The Free Hotline That’s Saving Women’s Lives by Disarming Dangerous Men
The new public resource seeks to reduce domestic violence in Bogotá by eradicating machismo and providing a safe space for callers
In Bogotá, Colombia, a phone operator listens intently to the man on the other end of the phone. The caller, 23, is reeling from his girlfriend’s decision to leave him. It’s a development that’s devastating, but not completely unexpected; after all, he regularly accused his partner of infidelity without justification, often questioning the nature of her male friendships. Despite knowing he was in the wrong, he also felt he had nowhere to turn to deal with the insecurities that had a toxic — and ultimately terminal — effect on his relationship.
Luz Fedra Rua, the psychologist facilitating the conversation, is all ears and enlightenment. It’s not the first time she’s received a call of this nature. On an average day, the Calm Hotline, the men’s listening line where she works, fields up to 25 calls from men in the Colombian capital. Since the free service’s December 2020 launch, around 700 men have called to seek help for an emotional crisis.
The hotline, which focuses on men’s mental health, is expected to help reduce rates of violence against women. It functions on the belief that machismo, an exaggerated pride in masculinity, lies at the root of male emotional crises and gender-based violence — but also on the hope that sexist attitudes and behaviors can be transformed for the better.
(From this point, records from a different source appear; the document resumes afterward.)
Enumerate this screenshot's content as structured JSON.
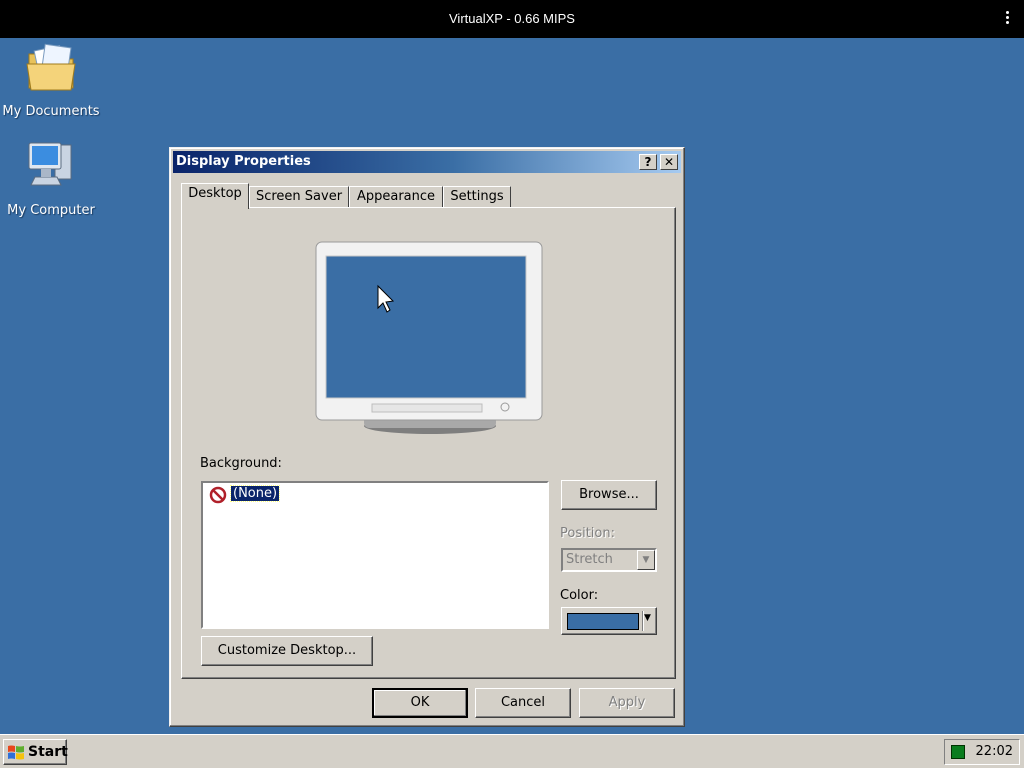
{
  "host": {
    "title": "VirtualXP - 0.66 MIPS"
  },
  "desktop": {
    "background_color": "#3a6ea5",
    "icons": [
      {
        "label": "My Documents",
        "icon": "folder-documents-icon"
      },
      {
        "label": "My Computer",
        "icon": "computer-icon"
      }
    ]
  },
  "dialog": {
    "title": "Display Properties",
    "help_button": "?",
    "close_button": "✕",
    "tabs": [
      {
        "label": "Desktop",
        "active": true
      },
      {
        "label": "Screen Saver",
        "active": false
      },
      {
        "label": "Appearance",
        "active": false
      },
      {
        "label": "Settings",
        "active": false
      }
    ],
    "background_label": "Background:",
    "background_items": [
      {
        "label": "(None)",
        "selected": true,
        "icon": "none-icon"
      }
    ],
    "browse_label": "Browse...",
    "position_label": "Position:",
    "position_value": "Stretch",
    "color_label": "Color:",
    "color_value": "#3a6ea5",
    "customize_label": "Customize Desktop...",
    "ok_label": "OK",
    "cancel_label": "Cancel",
    "apply_label": "Apply"
  },
  "taskbar": {
    "start_label": "Start",
    "clock": "22:02"
  }
}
On the first day of operation, an operator saved a male caller on the verge of jumping into a 400-foot waterfall; another day, a caller cried for 45 minutes without saying a word.
During their call, Rua asks questions intended to provoke reflection. She points out that the heartbroken man’s suspicions and mistrust are a symptom of deep-seated insecurity. By the end of the call, he decides to move forward with a program that will help him deconstruct…